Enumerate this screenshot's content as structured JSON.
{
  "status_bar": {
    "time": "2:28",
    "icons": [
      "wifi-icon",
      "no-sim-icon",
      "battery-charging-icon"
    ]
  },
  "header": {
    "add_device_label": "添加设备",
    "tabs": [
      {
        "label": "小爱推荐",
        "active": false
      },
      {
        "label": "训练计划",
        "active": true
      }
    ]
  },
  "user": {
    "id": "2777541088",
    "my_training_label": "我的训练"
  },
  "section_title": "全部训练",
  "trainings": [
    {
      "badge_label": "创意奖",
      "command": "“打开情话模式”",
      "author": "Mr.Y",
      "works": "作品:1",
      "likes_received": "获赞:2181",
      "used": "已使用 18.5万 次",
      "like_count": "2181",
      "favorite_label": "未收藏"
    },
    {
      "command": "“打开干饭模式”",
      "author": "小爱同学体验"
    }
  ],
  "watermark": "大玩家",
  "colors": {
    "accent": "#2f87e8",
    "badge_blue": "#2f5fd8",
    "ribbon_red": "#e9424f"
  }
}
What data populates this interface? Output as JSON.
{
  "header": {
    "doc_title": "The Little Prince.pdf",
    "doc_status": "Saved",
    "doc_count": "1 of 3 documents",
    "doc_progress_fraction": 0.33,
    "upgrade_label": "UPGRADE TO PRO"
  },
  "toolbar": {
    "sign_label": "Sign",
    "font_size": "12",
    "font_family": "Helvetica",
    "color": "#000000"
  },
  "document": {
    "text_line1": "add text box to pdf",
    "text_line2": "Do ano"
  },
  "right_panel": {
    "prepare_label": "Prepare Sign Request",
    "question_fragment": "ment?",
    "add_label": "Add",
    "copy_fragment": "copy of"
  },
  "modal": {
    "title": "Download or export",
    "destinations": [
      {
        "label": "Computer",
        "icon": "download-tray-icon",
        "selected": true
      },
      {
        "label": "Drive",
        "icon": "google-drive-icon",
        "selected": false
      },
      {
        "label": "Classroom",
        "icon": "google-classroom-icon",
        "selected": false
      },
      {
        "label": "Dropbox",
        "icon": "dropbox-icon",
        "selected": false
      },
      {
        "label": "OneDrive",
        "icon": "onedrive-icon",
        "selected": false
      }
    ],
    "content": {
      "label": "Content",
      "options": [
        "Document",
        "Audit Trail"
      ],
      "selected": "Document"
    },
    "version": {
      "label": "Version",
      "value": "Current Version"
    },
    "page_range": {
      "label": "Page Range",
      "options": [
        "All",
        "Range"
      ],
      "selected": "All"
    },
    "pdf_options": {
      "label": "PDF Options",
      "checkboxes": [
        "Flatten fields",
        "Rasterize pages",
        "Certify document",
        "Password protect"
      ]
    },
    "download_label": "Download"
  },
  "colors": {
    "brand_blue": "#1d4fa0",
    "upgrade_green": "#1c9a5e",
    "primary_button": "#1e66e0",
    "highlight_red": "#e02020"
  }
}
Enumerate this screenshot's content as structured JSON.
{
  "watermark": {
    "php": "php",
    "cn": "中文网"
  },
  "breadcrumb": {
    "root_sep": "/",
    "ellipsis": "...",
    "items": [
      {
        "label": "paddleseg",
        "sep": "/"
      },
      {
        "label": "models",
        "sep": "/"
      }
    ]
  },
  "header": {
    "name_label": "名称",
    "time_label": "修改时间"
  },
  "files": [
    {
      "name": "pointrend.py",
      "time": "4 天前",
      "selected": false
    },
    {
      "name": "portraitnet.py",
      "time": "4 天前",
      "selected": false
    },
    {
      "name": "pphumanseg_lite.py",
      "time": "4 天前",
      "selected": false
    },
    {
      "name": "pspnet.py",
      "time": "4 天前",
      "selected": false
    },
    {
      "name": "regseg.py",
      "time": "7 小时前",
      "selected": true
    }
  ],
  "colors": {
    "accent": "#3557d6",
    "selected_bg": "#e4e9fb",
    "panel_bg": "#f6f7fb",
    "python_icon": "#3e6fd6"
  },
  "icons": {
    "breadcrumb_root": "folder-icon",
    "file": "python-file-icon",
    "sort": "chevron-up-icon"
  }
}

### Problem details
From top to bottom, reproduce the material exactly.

### Task output
Enumerate this screenshot's content as structured JSON.
{
  "status_bar": {
    "time": "2:28",
    "icons": [
      "wifi-icon",
      "no-sim-icon",
      "battery-charging-icon"
    ]
  },
  "header": {
    "add_device_label": "添加设备",
    "tabs": [
      {
        "label": "小爱推荐",
        "active": false
      },
      {
        "label": "训练计划",
        "active": true
      }
    ]
  },
  "user": {
    "id": "2777541088",
    "my_training_label": "我的训练"
  },
  "section_title": "全部训练",
  "trainings": [
    {
      "badge_label": "创意奖",
      "command": "“打开情话模式”",
      "author": "Mr.Y",
      "works": "作品:1",
      "likes_received": "获赞:2181",
      "used": "已使用 18.5万 次",
      "like_count": "2181",
      "favorite_label": "未收藏"
    },
    {
      "command": "“打开干饭模式”",
      "author": "小爱同学体验"
    }
  ],
  "watermark": "大玩家",
  "colors": {
    "accent": "#2f87e8",
    "badge_blue": "#2f5fd8",
    "ribbon_red": "#e9424f"
  }
}
What data populates this interface? Output as JSON.
{
  "header": {
    "doc_title": "The Little Prince.pdf",
    "doc_status": "Saved",
    "doc_count": "1 of 3 documents",
    "doc_progress_fraction": 0.33,
    "upgrade_label": "UPGRADE TO PRO"
  },
  "toolbar": {
    "sign_label": "Sign",
    "font_size": "12",
    "font_family": "Helvetica",
    "color": "#000000"
  },
  "document": {
    "text_line1": "add text box to pdf",
    "text_line2": "Do ano"
  },
  "right_panel": {
    "prepare_label": "Prepare Sign Request",
    "question_fragment": "ment?",
    "add_label": "Add",
    "copy_fragment": "copy of"
  },
  "modal": {
    "title": "Download or export",
    "destinations": [
      {
        "label": "Computer",
        "icon": "download-tray-icon",
        "selected": true
      },
      {
        "label": "Drive",
        "icon": "google-drive-icon",
        "selected": false
      },
      {
        "label": "Classroom",
        "icon": "google-classroom-icon",
        "selected": false
      },
      {
        "label": "Dropbox",
        "icon": "dropbox-icon",
        "selected": false
      },
      {
        "label": "OneDrive",
        "icon": "onedrive-icon",
        "selected": false
      }
    ],
    "content": {
      "label": "Content",
      "options": [
        "Document",
        "Audit Trail"
      ],
      "selected": "Document"
    },
    "version": {
      "label": "Version",
      "value": "Current Version"
    },
    "page_range": {
      "label": "Page Range",
      "options": [
        "All",
        "Range"
      ],
      "selected": "All"
    },
    "pdf_options": {
      "label": "PDF Options",
      "checkboxes": [
        "Flatten fields",
        "Rasterize pages",
        "Certify document",
        "Password protect"
      ]
    },
    "download_label": "Download"
  },
  "colors": {
    "brand_blue": "#1d4fa0",
    "upgrade_green": "#1c9a5e",
    "primary_button": "#1e66e0",
    "highlight_red": "#e02020"
  }
}
Enumerate this screenshot's content as structured JSON.
{
  "watermark": {
    "php": "php",
    "cn": "中文网"
  },
  "breadcrumb": {
    "root_sep": "/",
    "ellipsis": "...",
    "items": [
      {
        "label": "paddleseg",
        "sep": "/"
      },
      {
        "label": "models",
        "sep": "/"
      }
    ]
  },
  "header": {
    "name_label": "名称",
    "time_label": "修改时间"
  },
  "files": [
    {
      "name": "pointrend.py",
      "time": "4 天前",
      "selected": false
    },
    {
      "name": "portraitnet.py",
      "time": "4 天前",
      "selected": false
    },
    {
      "name": "pphumanseg_lite.py",
      "time": "4 天前",
      "selected": false
    },
    {
      "name": "pspnet.py",
      "time": "4 天前",
      "selected": false
    },
    {
      "name": "regseg.py",
      "time": "7 小时前",
      "selected": true
    }
  ],
  "colors": {
    "accent": "#3557d6",
    "selected_bg": "#e4e9fb",
    "panel_bg": "#f6f7fb",
    "python_icon": "#3e6fd6"
  },
  "icons": {
    "breadcrumb_root": "folder-icon",
    "file": "python-file-icon",
    "sort": "chevron-up-icon"
  }
}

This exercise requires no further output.